# [Task inputs]

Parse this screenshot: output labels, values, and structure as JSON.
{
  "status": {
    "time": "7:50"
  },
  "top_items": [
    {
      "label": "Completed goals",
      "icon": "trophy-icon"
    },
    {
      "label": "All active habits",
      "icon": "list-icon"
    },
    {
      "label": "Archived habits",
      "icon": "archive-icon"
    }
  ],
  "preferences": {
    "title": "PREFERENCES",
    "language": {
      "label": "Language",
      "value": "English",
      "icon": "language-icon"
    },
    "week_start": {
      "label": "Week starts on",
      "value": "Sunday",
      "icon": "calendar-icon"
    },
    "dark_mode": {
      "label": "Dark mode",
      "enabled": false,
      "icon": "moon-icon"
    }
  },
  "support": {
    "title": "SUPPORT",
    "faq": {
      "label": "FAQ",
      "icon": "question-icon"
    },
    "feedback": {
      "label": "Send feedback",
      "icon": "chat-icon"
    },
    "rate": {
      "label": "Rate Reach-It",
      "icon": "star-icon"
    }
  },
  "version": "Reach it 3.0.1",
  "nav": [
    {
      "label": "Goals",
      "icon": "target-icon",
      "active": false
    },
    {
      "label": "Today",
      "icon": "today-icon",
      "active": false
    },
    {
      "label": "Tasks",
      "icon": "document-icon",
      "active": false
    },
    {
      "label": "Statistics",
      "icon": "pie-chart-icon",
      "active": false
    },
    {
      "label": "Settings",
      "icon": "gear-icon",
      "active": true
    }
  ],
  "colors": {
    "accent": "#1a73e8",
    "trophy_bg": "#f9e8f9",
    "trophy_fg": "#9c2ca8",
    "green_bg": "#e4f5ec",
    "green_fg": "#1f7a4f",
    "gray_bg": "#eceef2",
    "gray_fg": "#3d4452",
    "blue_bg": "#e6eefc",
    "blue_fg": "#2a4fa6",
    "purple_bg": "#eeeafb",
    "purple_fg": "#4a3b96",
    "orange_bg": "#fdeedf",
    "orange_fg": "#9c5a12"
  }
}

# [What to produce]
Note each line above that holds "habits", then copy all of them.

# [Written solution]
      "label": "All active habits",
      "label": "Archived habits",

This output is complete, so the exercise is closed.